What would you need to do, to have an incredibly healthy energy budget?
3: We know exactly how small our feet are. ;)
So here's the truth: I love getting a big vision for what's ahead in my writing. Mmm. Just the thought of it gives me butterflies in my stomach.
I love to stare at the end result I'm aiming for. Imagining that feeling of crossing the finish line. Holding the finished novel.
Vision is good. It's so important.
Being clear on our goal: that's the thing that lights up everything we do, right? It's important to stay connected to that.
When I am too focused on where I'm hoping to go, it kinda backfires. In a really dramatic, ugly way.
Because I suddenly get mega-impatient with the thing that's right in front of me, whatever that is. The step that I'm on looks dull and small and unimportant.
I start to hate where I'm at. Where I'm standing on this writing path.
I panic. How long is this gonna take?
I can see the finish, I can taste the ending, and yet ... how far do I still have to go? Too dang far!!
And THIS is that crazy-making feeling that can send me into a panic spiral. Or I drown in overwhelm.
Or I get into this super-dangerous rushed mode, where I try to everything all at once, tomorrow, no, today!!
Instead of just focusing on the very next thing.
It's easy to forget the beauty of doing the very next thing. Of taking the exact right step.
(Hint: it's the one directly in front of us.)
What do I mean by filling the form? I mean taking the next small step instead of skipping ahead to a large one for which you may not yet be prepared. ...
This kind of look-at-the-big-picture thinking ignores the fact that a creative life is grounded on many, many small steps and very, very few large leaps. ...

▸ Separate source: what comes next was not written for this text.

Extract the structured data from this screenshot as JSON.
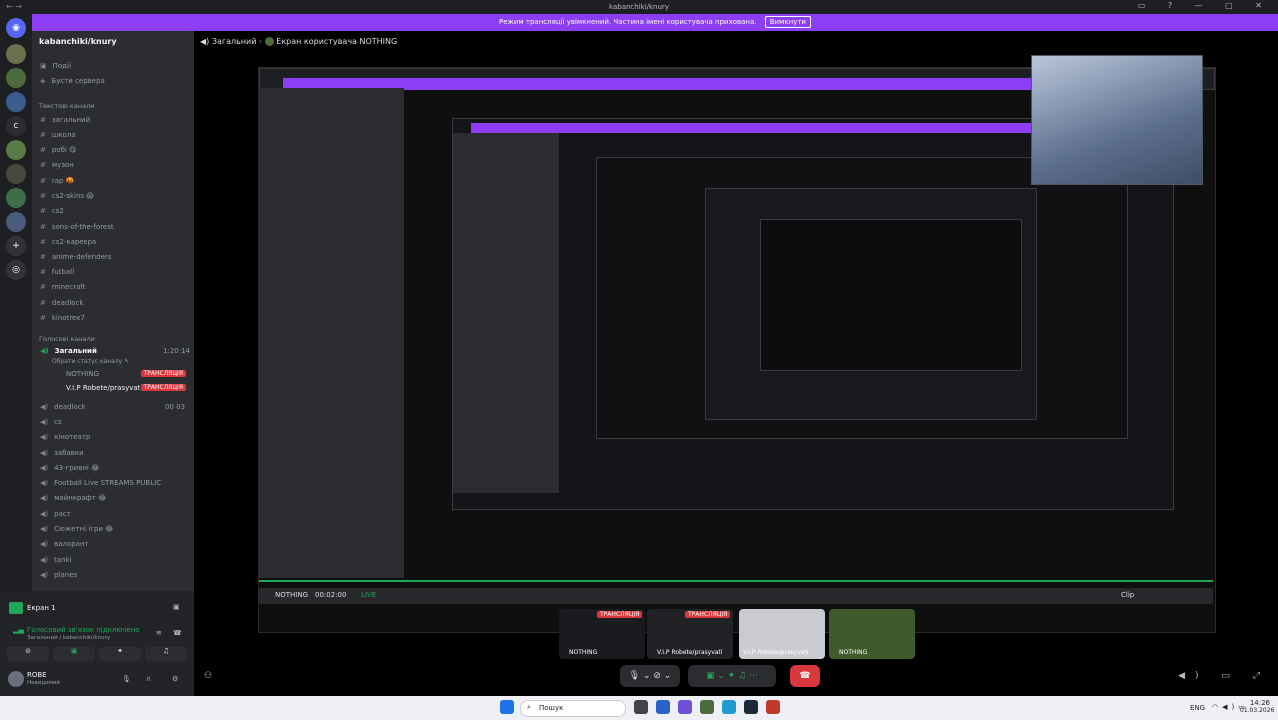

Take one small daily action instead of indulging in the big questions. When we allow ourselves to wallow in the big questions, we fail to find the small answers.
It's those small answers that lead to small steps. Good steps. Down the path that we're meant to go.
This. Is. Hard.
Isn't it? I mean, I love the Internet and all, but it's also a massive window into how everyone else is doing, how they're working, how fast they're going. How successful it seems everyone else is—except us.
Know the feeling?
It's so easy for me to start thinking, "I've gotta catch up!" And then try to get in touch with my vision to, you know, motivate myself, to remember where I want to be, and then—
Let's not do that, my friends.
Yes, focusing small can sound too simple. Too unsexy.
But it's important to direct our gaze right down to our own amazing feet, to this place where we are standing, and to the next step.
That next step is our very best friend.
Because it's the one thing we can do right now that will take us in the right direction.
That's glamorous enough for me.
These three things—refilling our creative wells, monitoring our energy output, and focusing on the very next thing—can sound so basic, right?
But sustainability is a pretty humble thing, when you think about it. How's my intake? Where's my energy going? And how's my pace?
Drama comes when things crash and burn, when they skyrocket and then slam. I'm pretty okay with not having anymore of that kind of drama in my writing life.
Steadiness and sustainability sound a lot more lovely.
And I think that the more we build strength around these three things, the more dependable our writing energy will be, and the more solid our writing becomes.
And that's the path that's going to take us to some mighty fine places, my friends!
So, where are you at, today?
Can you take a few minutes and do three things:
1. Jot down a quick list of small actions that "refill the well" for you. Simple, pleasant things.
2. Think about your current load of commitments. What's one thing that you could say no to? Get your energy back!
3. With your current work-in-progress, what's the very next small step you can do? I'm talking like a five-minute step. Very simple, very small.
4. Deep breath. And then: what happens if you then do that small simple step? And then do whatever you need to in order to step back from that commitment? And then take a little time to refill the well?
Let's invite sustainability in. Point it to the best seat in the house and hand it a drink. Because this is something that we want to keep around for a long, long time.